When the Nets wanted to work out Maccabi Tel Aviv's Maceo Baston in June, they called the agent for Cory Underwood, a 6'-10" streetballer from New York, to ask if his client woud bang with the Euroleague star. According to insider accounts, Underwood so dominated the matchup that it soured the Nets on Baston (who wound up with Indiana) and got Underwood invited to informal workouts at the Nets' Champion Center. Underwood didn't get a full camp invite, but as SLAM Magazine notes he was happy for the opportunity.
If you could look up Cory Underwood's path to the NBA on GoogleMaps, you'd want to make sure your printer had a full tray of paper and know ahead of time that the last step would still be TBD.
Underwood has lived a nomadic baller's life. The 6-10 Queens native stars for the Money Train streetball squad during the summers, but his career otherwise has been a MapQuest. He played for three high schools and three colleges in a seven year span, admittedly never beungin one place long enough to display the potential so many have seen. Now 26, Underwood is looking to realize what he’s dreamt about for years: breaking through to the League.
In June, the Nets invited Underwood for a workout—sort of. "Basically, I was brought in to bang with Maceo Baston from Michigan." He says. By the end of the workout, Nets staffers weren’t sure which player they were supposed to be scouting. What they saw in Underwood was an impressive work ethic, something he had to develop over time. Baston signed with the Pacers, and Cory Underwood kept in contact with the Nets.
The foundation for Cory’s NBA long shot was built five years ago at Wagner, his third college stop in as many years. Raised by an aunt and grandmother, Underwood connected with then-Wagner coach Dereck Whittenberg. "I looked at him as that man I was missing in my life," Underwood says of the former NC State hero. "I learned that year how to work my ass off. He that in my mind and I didn’t get it until the year was pretty much over."
Trepidation about playing time his senior year got the better of Cory, and he was unable to break his runaway-baller pattern. Despite the respect he had to Whittenberg, he left for Southern University of New Orleans. He calls the NAIA "really underrated—a conference of D1 castoffs." He’s spent the past few years bouncing around the states and Europe in various leagues and earning the nickname "Undertaker" from Joe Cruz Jr. at the Hoops in the Sun summer league. "He said I was just burying people", Cory explains.
Underwood wrapped up his summer with three weeks of workouts for the Nets, hoping to get an invite to the veteran’s camp. He eventually fell short of making the team’s preseason camp roster, but he figures that the experience can only help.

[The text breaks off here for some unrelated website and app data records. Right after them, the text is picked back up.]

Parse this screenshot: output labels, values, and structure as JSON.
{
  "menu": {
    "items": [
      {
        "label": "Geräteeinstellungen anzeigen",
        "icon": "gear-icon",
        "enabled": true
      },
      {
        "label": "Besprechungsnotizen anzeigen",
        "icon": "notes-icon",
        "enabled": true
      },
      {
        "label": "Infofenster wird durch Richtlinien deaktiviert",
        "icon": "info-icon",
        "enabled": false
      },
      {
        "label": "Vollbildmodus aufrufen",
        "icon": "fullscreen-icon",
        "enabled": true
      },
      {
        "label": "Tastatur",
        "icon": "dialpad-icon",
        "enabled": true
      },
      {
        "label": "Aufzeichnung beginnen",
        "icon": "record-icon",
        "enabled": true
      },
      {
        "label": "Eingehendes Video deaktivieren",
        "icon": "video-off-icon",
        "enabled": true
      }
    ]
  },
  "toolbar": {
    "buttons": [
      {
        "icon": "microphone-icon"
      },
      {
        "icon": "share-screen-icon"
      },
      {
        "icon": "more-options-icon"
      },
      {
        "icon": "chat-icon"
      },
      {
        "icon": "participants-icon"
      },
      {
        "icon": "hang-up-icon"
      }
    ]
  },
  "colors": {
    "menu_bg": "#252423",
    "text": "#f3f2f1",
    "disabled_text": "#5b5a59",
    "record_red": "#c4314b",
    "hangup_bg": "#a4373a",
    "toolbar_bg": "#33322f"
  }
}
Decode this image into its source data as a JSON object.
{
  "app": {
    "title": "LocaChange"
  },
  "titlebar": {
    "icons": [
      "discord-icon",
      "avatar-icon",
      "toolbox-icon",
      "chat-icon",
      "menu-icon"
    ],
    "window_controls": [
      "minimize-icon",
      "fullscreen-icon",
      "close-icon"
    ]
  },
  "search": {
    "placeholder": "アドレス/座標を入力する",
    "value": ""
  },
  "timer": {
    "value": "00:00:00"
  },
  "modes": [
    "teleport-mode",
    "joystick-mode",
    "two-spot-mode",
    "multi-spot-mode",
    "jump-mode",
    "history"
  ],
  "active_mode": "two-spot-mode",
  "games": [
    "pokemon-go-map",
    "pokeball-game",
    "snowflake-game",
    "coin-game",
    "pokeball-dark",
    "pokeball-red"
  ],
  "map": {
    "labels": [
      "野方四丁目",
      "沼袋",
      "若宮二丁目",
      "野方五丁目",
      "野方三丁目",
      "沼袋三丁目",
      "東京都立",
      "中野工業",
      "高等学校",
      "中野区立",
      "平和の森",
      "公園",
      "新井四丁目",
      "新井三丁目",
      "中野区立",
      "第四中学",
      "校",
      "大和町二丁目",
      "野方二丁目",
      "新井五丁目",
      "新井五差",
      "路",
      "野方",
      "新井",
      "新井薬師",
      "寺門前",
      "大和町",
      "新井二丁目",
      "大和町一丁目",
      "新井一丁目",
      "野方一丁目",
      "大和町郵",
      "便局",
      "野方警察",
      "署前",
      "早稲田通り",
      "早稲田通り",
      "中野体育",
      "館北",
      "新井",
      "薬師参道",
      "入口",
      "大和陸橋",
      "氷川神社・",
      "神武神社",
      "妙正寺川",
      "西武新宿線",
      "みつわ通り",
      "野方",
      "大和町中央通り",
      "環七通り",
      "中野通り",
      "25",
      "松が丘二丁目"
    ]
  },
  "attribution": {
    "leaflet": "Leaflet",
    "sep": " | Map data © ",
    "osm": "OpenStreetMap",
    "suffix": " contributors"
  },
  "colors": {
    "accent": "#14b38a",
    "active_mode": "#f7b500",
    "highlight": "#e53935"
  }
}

"Just being in the that environment can only make me better." Sounds like he’s finding his way.
--Sam Blake Hofstetter.